START SOURCE DATA

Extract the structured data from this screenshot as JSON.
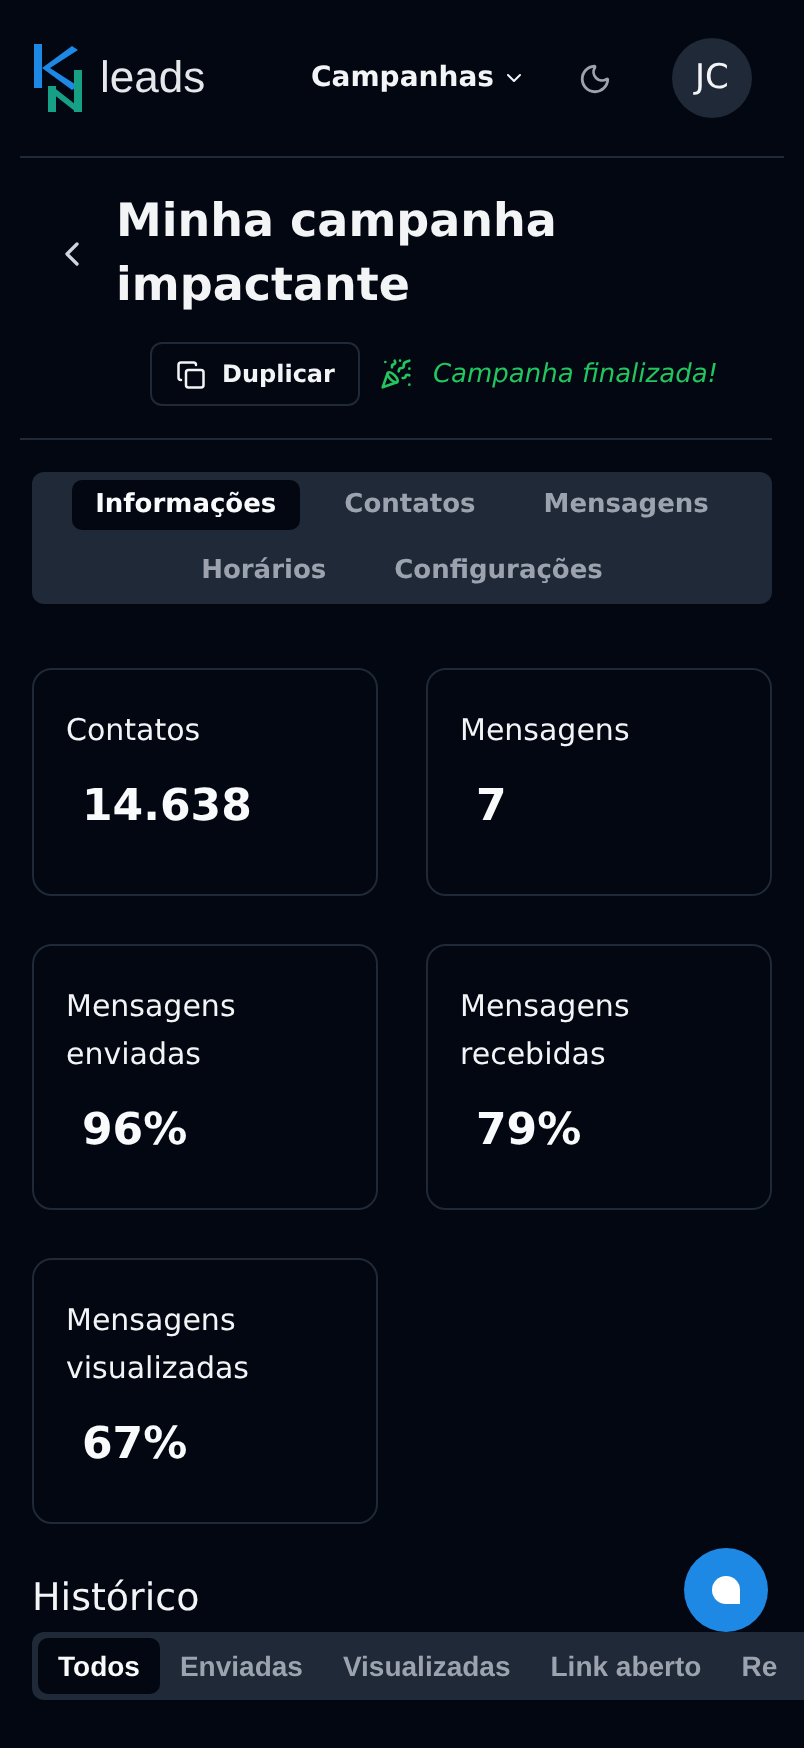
{
  "header": {
    "brand": "leads",
    "nav_menu": "Campanhas",
    "avatar": "JC"
  },
  "campaign": {
    "title": "Minha campanha impactante",
    "duplicate_button": "Duplicar",
    "status": "Campanha finalizada!"
  },
  "tabs": [
    {
      "label": "Informações",
      "selected": true
    },
    {
      "label": "Contatos",
      "selected": false
    },
    {
      "label": "Mensagens",
      "selected": false
    },
    {
      "label": "Horários",
      "selected": false
    },
    {
      "label": "Configurações",
      "selected": false
    }
  ],
  "stats": [
    {
      "label": "Contatos",
      "value": "14.638"
    },
    {
      "label": "Mensagens",
      "value": "7"
    },
    {
      "label": "Mensagens enviadas",
      "value": "96%"
    },
    {
      "label": "Mensagens recebidas",
      "value": "79%"
    },
    {
      "label": "Mensagens visualizadas",
      "value": "67%"
    }
  ],
  "history": {
    "title": "Histórico",
    "filters": [
      {
        "label": "Todos",
        "selected": true
      },
      {
        "label": "Enviadas",
        "selected": false
      },
      {
        "label": "Visualizadas",
        "selected": false
      },
      {
        "label": "Link aberto",
        "selected": false
      },
      {
        "label": "Re",
        "selected": false
      }
    ]
  }
}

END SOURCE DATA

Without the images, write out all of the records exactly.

Extract the structured data from this screenshot as JSON.
{
  "header": {
    "brand": "leads",
    "nav_menu": "Campanhas",
    "avatar": "JC"
  },
  "campaign": {
    "title": "Minha campanha impactante",
    "duplicate_button": "Duplicar",
    "status": "Campanha finalizada!"
  },
  "tabs": [
    {
      "label": "Informações",
      "selected": true
    },
    {
      "label": "Contatos",
      "selected": false
    },
    {
      "label": "Mensagens",
      "selected": false
    },
    {
      "label": "Horários",
      "selected": false
    },
    {
      "label": "Configurações",
      "selected": false
    }
  ],
  "stats": [
    {
      "label": "Contatos",
      "value": "14.638"
    },
    {
      "label": "Mensagens",
      "value": "7"
    },
    {
      "label": "Mensagens enviadas",
      "value": "96%"
    },
    {
      "label": "Mensagens recebidas",
      "value": "79%"
    },
    {
      "label": "Mensagens visualizadas",
      "value": "67%"
    }
  ],
  "history": {
    "title": "Histórico",
    "filters": [
      {
        "label": "Todos",
        "selected": true
      },
      {
        "label": "Enviadas",
        "selected": false
      },
      {
        "label": "Visualizadas",
        "selected": false
      },
      {
        "label": "Link aberto",
        "selected": false
      },
      {
        "label": "Re",
        "selected": false
      }
    ]
  }
}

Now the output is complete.